Plasma-driven fusion has long been hypothesized as a source of unlimited, carbon-neutral energy. It is distinct from the familiar nuclear fission process in which large uranium-235 atoms are split into more minute atoms, in the process generating significant energy. Drawbacks of this approach include the scarcity of uranium and the expense and safety hazards associated with the technology. A major issue is that radioactivity stays present in nuclear waste for centuries.
Nuclear fusion represents an opposite reaction, through which small atoms are squeezed together to make larger atoms. This creates tremendous energy, approximately three to four times more than fission, from a small amount of matter. It replicates the process by which the sun constantly generates energy, with hydrogen nuclei jammed together with heavier elements, albeit in vastly larger quantities.

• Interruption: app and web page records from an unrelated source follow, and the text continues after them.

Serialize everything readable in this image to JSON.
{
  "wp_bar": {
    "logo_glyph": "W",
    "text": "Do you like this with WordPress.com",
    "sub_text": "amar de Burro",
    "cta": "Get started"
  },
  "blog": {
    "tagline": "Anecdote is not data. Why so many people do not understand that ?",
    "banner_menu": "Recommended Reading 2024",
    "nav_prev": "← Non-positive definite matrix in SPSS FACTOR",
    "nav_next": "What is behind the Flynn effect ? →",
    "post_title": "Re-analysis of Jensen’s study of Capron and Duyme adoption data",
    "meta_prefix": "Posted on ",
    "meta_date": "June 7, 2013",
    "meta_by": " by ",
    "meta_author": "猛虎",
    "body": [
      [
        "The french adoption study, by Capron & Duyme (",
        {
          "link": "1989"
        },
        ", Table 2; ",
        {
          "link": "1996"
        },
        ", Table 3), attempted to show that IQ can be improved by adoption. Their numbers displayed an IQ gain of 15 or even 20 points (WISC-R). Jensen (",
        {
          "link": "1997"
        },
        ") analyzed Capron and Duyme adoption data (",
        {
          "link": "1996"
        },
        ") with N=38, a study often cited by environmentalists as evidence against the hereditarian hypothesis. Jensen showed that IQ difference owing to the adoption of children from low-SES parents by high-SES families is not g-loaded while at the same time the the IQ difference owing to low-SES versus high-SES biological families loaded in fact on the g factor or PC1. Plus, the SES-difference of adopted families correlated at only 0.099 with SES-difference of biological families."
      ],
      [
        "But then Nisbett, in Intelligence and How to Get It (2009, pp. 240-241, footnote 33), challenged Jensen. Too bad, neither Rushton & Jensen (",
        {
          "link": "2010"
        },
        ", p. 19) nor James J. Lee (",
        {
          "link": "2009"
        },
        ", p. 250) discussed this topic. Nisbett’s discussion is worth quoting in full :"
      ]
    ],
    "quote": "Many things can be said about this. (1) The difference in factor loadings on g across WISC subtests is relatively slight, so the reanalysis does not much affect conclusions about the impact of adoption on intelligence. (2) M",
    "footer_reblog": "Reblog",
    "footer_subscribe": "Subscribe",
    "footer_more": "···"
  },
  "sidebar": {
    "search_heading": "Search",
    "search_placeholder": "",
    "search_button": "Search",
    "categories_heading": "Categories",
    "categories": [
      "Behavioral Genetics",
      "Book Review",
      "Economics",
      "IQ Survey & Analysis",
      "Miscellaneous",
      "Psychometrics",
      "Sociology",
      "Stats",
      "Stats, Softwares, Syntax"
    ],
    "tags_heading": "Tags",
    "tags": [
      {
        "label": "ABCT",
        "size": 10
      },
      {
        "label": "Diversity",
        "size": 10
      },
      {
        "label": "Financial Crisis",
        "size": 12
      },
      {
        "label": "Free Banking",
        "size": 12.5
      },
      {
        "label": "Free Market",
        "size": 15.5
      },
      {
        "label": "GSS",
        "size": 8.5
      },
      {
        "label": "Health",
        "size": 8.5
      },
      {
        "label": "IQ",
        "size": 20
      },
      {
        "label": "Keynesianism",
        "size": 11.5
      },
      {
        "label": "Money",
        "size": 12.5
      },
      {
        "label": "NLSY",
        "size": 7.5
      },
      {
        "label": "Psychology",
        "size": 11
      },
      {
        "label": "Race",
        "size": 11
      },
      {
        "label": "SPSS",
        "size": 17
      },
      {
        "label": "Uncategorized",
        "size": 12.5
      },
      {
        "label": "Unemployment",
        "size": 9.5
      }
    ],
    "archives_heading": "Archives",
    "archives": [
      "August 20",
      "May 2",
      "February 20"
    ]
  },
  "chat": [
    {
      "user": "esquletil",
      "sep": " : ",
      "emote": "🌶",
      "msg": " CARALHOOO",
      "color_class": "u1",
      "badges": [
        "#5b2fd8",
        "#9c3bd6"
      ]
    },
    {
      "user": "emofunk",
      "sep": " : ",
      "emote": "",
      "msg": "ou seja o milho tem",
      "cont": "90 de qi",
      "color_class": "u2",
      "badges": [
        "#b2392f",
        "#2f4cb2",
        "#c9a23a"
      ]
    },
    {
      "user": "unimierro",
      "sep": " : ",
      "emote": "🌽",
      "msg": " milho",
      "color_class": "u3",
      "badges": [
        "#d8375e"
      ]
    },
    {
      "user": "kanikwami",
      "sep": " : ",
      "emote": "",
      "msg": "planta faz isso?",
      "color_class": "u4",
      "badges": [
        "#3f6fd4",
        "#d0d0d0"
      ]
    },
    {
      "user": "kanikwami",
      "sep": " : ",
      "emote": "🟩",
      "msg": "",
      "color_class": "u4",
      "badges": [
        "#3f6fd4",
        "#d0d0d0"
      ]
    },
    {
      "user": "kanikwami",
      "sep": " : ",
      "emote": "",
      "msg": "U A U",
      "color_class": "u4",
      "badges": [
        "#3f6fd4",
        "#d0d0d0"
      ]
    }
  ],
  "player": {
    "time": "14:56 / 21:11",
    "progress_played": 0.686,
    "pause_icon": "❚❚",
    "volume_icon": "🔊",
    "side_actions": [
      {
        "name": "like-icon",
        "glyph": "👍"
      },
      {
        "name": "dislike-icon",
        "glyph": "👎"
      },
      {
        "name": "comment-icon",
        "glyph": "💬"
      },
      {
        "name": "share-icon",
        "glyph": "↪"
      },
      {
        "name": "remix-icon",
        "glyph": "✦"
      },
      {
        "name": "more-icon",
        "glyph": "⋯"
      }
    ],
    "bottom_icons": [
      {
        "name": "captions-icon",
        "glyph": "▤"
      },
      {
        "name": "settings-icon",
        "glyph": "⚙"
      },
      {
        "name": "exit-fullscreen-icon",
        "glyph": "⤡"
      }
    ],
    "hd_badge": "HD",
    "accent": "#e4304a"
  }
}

The potential advantages of this process includes no pollution produced and minute amounts of radioactive waste. In cases where a malfunction occurs, there is no meltdown risk, as the reactor simply shuts down. The challenges of fusion are that it requires extreme temperatures and speeds for atoms to shake off electrons and fuse with other atoms.